Is Flying or Driving Safer?
Flying commercial airplanes has been widely called safer than driving. But what is ignored is that the data that is used to support this conclusion is put together for the most part by biased parties that have an interest that those statistics show that flying is safer than driving.
And anyone that knows about statistics knows that statistics can be twisted to support any conclusion. So it is with the "flying is safer than driving" statistics. Boeing says flying is 22 times safer than driving, which, as expected, is about the most biased statistic out there on the subject. Boeing wants people to fly, so a "flying is safer than driving" conclusion is what they want so they can publicize it.
But is flying a commercial jet safer than driving when examined by someone without bias? In a word: no. In more than one word: hell no:
Ex-inspector throttles FAA.
(former Dept. of Transportation Inspector General Mary Schiavo)
Insight on the News; 6/9/1997; Berg, Stacie Zoe
Is flying the safest way to travel? Not according to this critic of the airlines and their regulators.
Mary Schiavo, former inspector general of the Department of Transportation, has become an outspoken consumer advocate and controversial figure whose new book, Flying Blind, Flying Safe (Avon Books, 373 pp), takes Congress and the Federal Aviation Administration to task. In an interview with Insight Schiavo talks candidly about the "holes in the aviation safety net."
Q: How can the public learn more about the reports the FAA buries?
A: The FAA promised to put airline accident and incident information on the Internet. Now the FAA says they do not rank or rate airlines. So what do they do? They just dump raw data on the Internet. In fact, the FAA does have ratings and rankings of airlines. They rate them on numbers of accidents and incidents and pilot deviations. And they collect near mid-air-collision rates. But they don't make that available to the public. Why don't they, every year, have a press conference like they do for on-time arrivals and lost-bag claims?
Q: How problematic are bogus parts?
A: Bogus parts are a very big problem, compounded by the fact that the FAA refuses to acknowledge the problem and doesn't really do much about it at all. Now, for example, they're pointing to the flap that fell off the Delta plane as possibly due to substandard bolts -- that's a polite term for bogus parts. At repair stations, we found 43 percent were suspected bogus parts. Recently the Justice Department sued Boeing for using substandard parts.
Q: Is flying safer than driving?
A: Statistically that is the case if you figure it on a per-(hour) basis. When you figure it on a per-trip basis, car, train and bus come out safer than the airplane.
(note the correction in parenthesis. The article on the net said "per-trip" in that place, which obviously an error. "Per-hour" is the correct term.)
So, if you are unbiased (and I think Ms. Schiavo is about unbiased and independent as anyone is with any knowledge of aviation) and consider an "apples to apples" comparison on a per trip basis, flying is more dangerous than driving, taking the train, or the bus.

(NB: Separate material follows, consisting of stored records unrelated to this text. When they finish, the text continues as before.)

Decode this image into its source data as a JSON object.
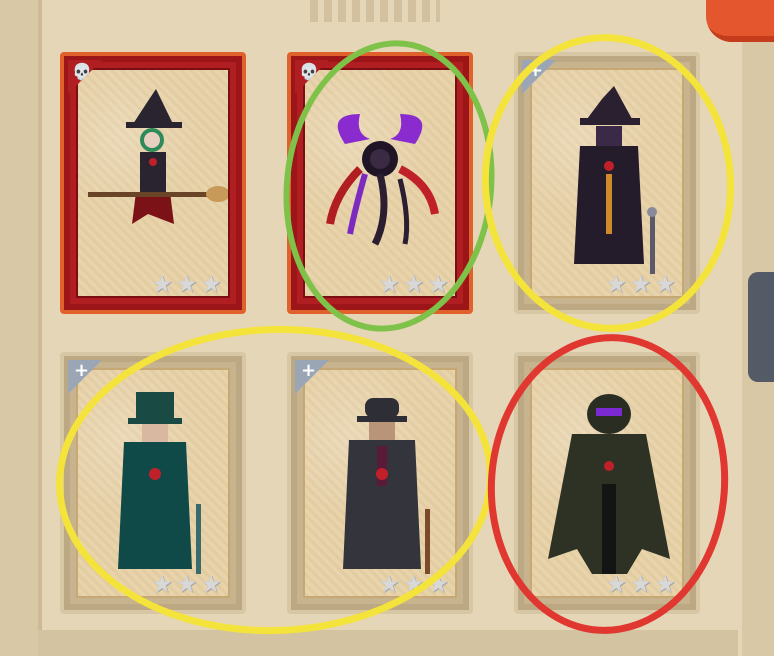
{
  "cards": [
    {
      "character": "witch on broom",
      "rarity": "legendary",
      "badge_icon": "skull-icon",
      "stars": 3
    },
    {
      "character": "purple horned abomination",
      "rarity": "legendary",
      "badge_icon": "skull-icon",
      "stars": 3
    },
    {
      "character": "hooded cane mage",
      "rarity": "common",
      "badge_icon": "plus-icon",
      "stars": 3
    },
    {
      "character": "green top hat gentleman",
      "rarity": "common",
      "badge_icon": "plus-icon",
      "stars": 3
    },
    {
      "character": "grey bowler hat gentleman",
      "rarity": "common",
      "badge_icon": "plus-icon",
      "stars": 3
    },
    {
      "character": "cloaked shadow figure",
      "rarity": "common",
      "badge_icon": "plus-icon",
      "stars": 3
    }
  ],
  "badges": {
    "skull": "💀",
    "plus": "+"
  },
  "star_glyph": "★",
  "annotation_colors": {
    "green": "#7fc24a",
    "yellow": "#f4e33a",
    "red": "#e03830"
  },
  "theme": {
    "legendary_frame": "#b01e22",
    "legendary_border": "#e0612c",
    "common_frame": "#c7b48f",
    "card_face": "#e8d3ab",
    "background": "#e6d6b8"
  }
}
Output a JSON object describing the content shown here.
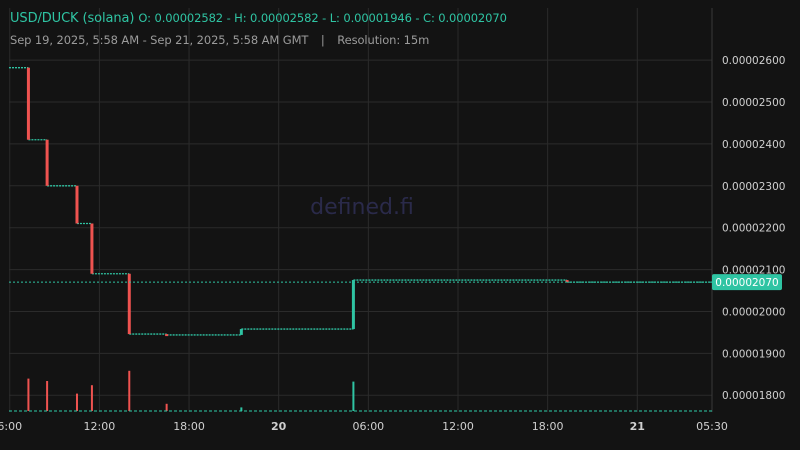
{
  "header": {
    "symbol": "USD/DUCK (solana)",
    "ohlc": "O: 0.00002582 - H: 0.00002582 - L: 0.00001946 - C: 0.00002070",
    "range": "Sep 19, 2025, 5:58 AM - Sep 21, 2025, 5:58 AM GMT",
    "separator": "|",
    "resolution": "Resolution: 15m"
  },
  "watermark": "defined.fi",
  "last_price_label": "0.00002070",
  "colors": {
    "background": "#131313",
    "grid": "#2b2b2b",
    "up": "#2fc4a3",
    "down": "#ef5350",
    "axis_text": "#cfcfcf",
    "watermark": "#2a2a4a"
  },
  "chart_data": {
    "type": "candlestick",
    "x_unit": "hours since Sep 19, 2025 5:00 AM GMT",
    "xlim": [
      0.95,
      48.0
    ],
    "ylim": [
      1.76e-05,
      2.66e-05
    ],
    "y_ticks": [
      "0.00002600",
      "0.00002500",
      "0.00002400",
      "0.00002300",
      "0.00002200",
      "0.00002100",
      "0.00002000",
      "0.00001900",
      "0.00001800"
    ],
    "y_tick_values": [
      2.6e-05,
      2.5e-05,
      2.4e-05,
      2.3e-05,
      2.2e-05,
      2.1e-05,
      2e-05,
      1.9e-05,
      1.8e-05
    ],
    "x_ticks": [
      {
        "label": "6:00",
        "t": 1.0
      },
      {
        "label": "12:00",
        "t": 7.0
      },
      {
        "label": "18:00",
        "t": 13.0
      },
      {
        "label": "20",
        "t": 19.0,
        "bold": true
      },
      {
        "label": "06:00",
        "t": 25.0
      },
      {
        "label": "12:00",
        "t": 31.0
      },
      {
        "label": "18:00",
        "t": 37.0
      },
      {
        "label": "21",
        "t": 43.0,
        "bold": true
      },
      {
        "label": "05:30",
        "t": 48.0
      }
    ],
    "last_price": 2.07e-05,
    "ohlc": {
      "open": 2.582e-05,
      "high": 2.582e-05,
      "low": 1.946e-05,
      "close": 2.07e-05
    },
    "segments": [
      {
        "t0": 0.95,
        "t1": 2.25,
        "price": 2.582e-05
      },
      {
        "t0": 2.25,
        "t1": 3.5,
        "price": 2.41e-05
      },
      {
        "t0": 3.5,
        "t1": 5.5,
        "price": 2.3e-05
      },
      {
        "t0": 5.5,
        "t1": 6.5,
        "price": 2.21e-05
      },
      {
        "t0": 6.5,
        "t1": 9.0,
        "price": 2.09e-05
      },
      {
        "t0": 9.0,
        "t1": 11.5,
        "price": 1.946e-05
      },
      {
        "t0": 11.5,
        "t1": 16.5,
        "price": 1.944e-05
      },
      {
        "t0": 16.5,
        "t1": 24.0,
        "price": 1.958e-05
      },
      {
        "t0": 24.0,
        "t1": 38.3,
        "price": 2.075e-05
      },
      {
        "t0": 38.3,
        "t1": 48.0,
        "price": 2.07e-05
      }
    ],
    "candles": [
      {
        "t": 2.25,
        "open": 2.582e-05,
        "high": 2.582e-05,
        "low": 2.41e-05,
        "close": 2.41e-05
      },
      {
        "t": 3.5,
        "open": 2.41e-05,
        "high": 2.41e-05,
        "low": 2.3e-05,
        "close": 2.3e-05
      },
      {
        "t": 5.5,
        "open": 2.3e-05,
        "high": 2.3e-05,
        "low": 2.21e-05,
        "close": 2.21e-05
      },
      {
        "t": 6.5,
        "open": 2.21e-05,
        "high": 2.21e-05,
        "low": 2.09e-05,
        "close": 2.09e-05
      },
      {
        "t": 9.0,
        "open": 2.09e-05,
        "high": 2.09e-05,
        "low": 1.946e-05,
        "close": 1.946e-05
      },
      {
        "t": 11.5,
        "open": 1.946e-05,
        "high": 1.946e-05,
        "low": 1.944e-05,
        "close": 1.944e-05
      },
      {
        "t": 16.5,
        "open": 1.944e-05,
        "high": 1.958e-05,
        "low": 1.944e-05,
        "close": 1.958e-05
      },
      {
        "t": 24.0,
        "open": 1.958e-05,
        "high": 2.075e-05,
        "low": 1.958e-05,
        "close": 2.075e-05
      },
      {
        "t": 38.3,
        "open": 2.075e-05,
        "high": 2.075e-05,
        "low": 2.07e-05,
        "close": 2.07e-05
      }
    ],
    "volumes": [
      {
        "t": 2.25,
        "value": 0.54,
        "dir": "down"
      },
      {
        "t": 3.5,
        "value": 0.5,
        "dir": "down"
      },
      {
        "t": 5.5,
        "value": 0.29,
        "dir": "down"
      },
      {
        "t": 6.5,
        "value": 0.43,
        "dir": "down"
      },
      {
        "t": 9.0,
        "value": 0.67,
        "dir": "down"
      },
      {
        "t": 11.5,
        "value": 0.12,
        "dir": "down"
      },
      {
        "t": 16.5,
        "value": 0.06,
        "dir": "up"
      },
      {
        "t": 24.0,
        "value": 0.49,
        "dir": "up"
      }
    ]
  }
}
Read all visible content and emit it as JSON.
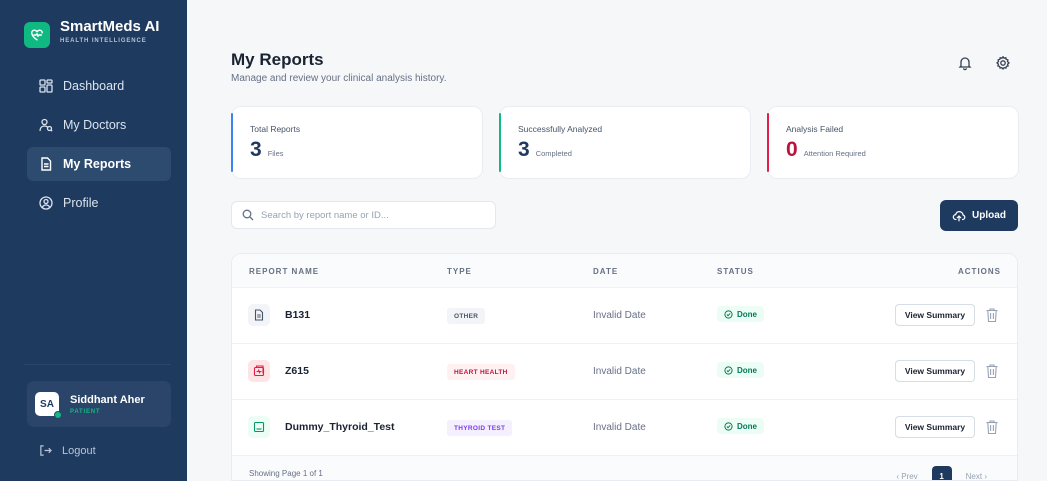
{
  "brand": {
    "name": "SmartMeds AI",
    "tagline": "HEALTH INTELLIGENCE"
  },
  "sidebar": {
    "items": [
      {
        "label": "Dashboard",
        "icon": "dashboard-icon"
      },
      {
        "label": "My Doctors",
        "icon": "doctor-icon"
      },
      {
        "label": "My Reports",
        "icon": "file-icon",
        "active": true
      },
      {
        "label": "Profile",
        "icon": "profile-icon"
      }
    ],
    "user": {
      "initials": "SA",
      "name": "Siddhant Aher",
      "role": "PATIENT"
    },
    "logout_label": "Logout"
  },
  "header": {
    "title": "My Reports",
    "subtitle": "Manage and review your clinical analysis history.",
    "icons": [
      "bell-icon",
      "settings-icon"
    ]
  },
  "stats": [
    {
      "label": "Total Reports",
      "value": "3",
      "unit": "Files",
      "color": "#3b82f6"
    },
    {
      "label": "Successfully Analyzed",
      "value": "3",
      "unit": "Completed",
      "color": "#10b981"
    },
    {
      "label": "Analysis Failed",
      "value": "0",
      "unit": "Attention Required",
      "color": "#e11d48"
    }
  ],
  "search": {
    "placeholder": "Search by report name or ID..."
  },
  "upload_label": "Upload",
  "table": {
    "headers": {
      "name": "REPORT NAME",
      "type": "TYPE",
      "date": "DATE",
      "status": "STATUS",
      "actions": "ACTIONS"
    },
    "rows": [
      {
        "name": "B131",
        "type": "OTHER",
        "date": "Invalid Date",
        "status": "Done",
        "action": "View Summary",
        "type_bg": "#f2f4f7",
        "type_fg": "#475467",
        "icon_bg": "#f2f4f7",
        "icon_fg": "#475467"
      },
      {
        "name": "Z615",
        "type": "HEART HEALTH",
        "date": "Invalid Date",
        "status": "Done",
        "action": "View Summary",
        "type_bg": "#fff1f2",
        "type_fg": "#be123c",
        "icon_bg": "#ffe4e6",
        "icon_fg": "#e11d48"
      },
      {
        "name": "Dummy_Thyroid_Test",
        "type": "THYROID TEST",
        "date": "Invalid Date",
        "status": "Done",
        "action": "View Summary",
        "type_bg": "#f5f0ff",
        "type_fg": "#7c3aed",
        "icon_bg": "#ecfdf5",
        "icon_fg": "#059669"
      }
    ],
    "footer": {
      "page_info": "Showing Page 1 of 1",
      "prev": "‹ Prev",
      "current": "1",
      "next": "Next ›"
    }
  }
}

Surprising? Data can contradict conventional wisdom if conventional wisdom is biased, as it is in this case.
Biased "experts" use the per-hour statistic because it favors aviation due to the fact that it spreads the riskiest parts of flying--takeoff and landing--over all of the hours of a flight, therefore making flying seem safer than driving because the average flight is much longer than the average car trip.
But using the much more common-sensical statistic of per trip, driving and other modes of transportation are safer than flying.
Obviously what should be compared is the likelihood that you will arrive at your destination in one piece. Using the per-trip method is the way to make that much more valid comparison.
But what is also ignored in the statistics is that driving and flying need to be compared by more than just fatalities per year in each mode of travel. Statistics generally use the fatalities in car accidents each year and compare them to fatalities in airliner accidents.
However, to do so is misleading. Car travel is a whole different animal than air travel. As anyone who drives knows, almost anyone can get a license to drive, even if they should never have gotten one. Also, drivers drive even when they don't have a license to drive. Then there is the issue of drunk driving, which claims many of the annual fatalities used in the statistics.
When was the last time a commercial airline pilot crashed a plane because they were drunk? The automobile fatalities should be adjusted to eliminate the "natural selection" type deaths that have no similar example in airplane accident deaths, such as a drunk person passing out and driving off the road, killing themselves. The statistics should compare the likelihood of death of the average responsible driver per trip to the likelihood of death of someone flying per trip. If that much more valid comparison was made, the already less safe mode of travel of flying would be much more fatal than driving.
Add to that the problem I have witnessed denoted elsewhere on this site of commercial airplanes being delivered to airlines for the most part not inspected as required, and, going forward, flying promises to become even more unsafe than it is now than driving, I strongly believe.
So, when flying, cross your fingers you arrive safely, because that is essentially the method used currently to ensure your safety while flying by the FAA and Boeing. What do you do when inspections and audits (which are supposed to be the method to ensure your safety) are rollerstamped by Boeing and the FAA routinely? Right. Just cross your fingers and hope you are safe, hoping the defects on the plane you are flying on overlooked by that rollerstamping are not severe enough to make your death into a statistic.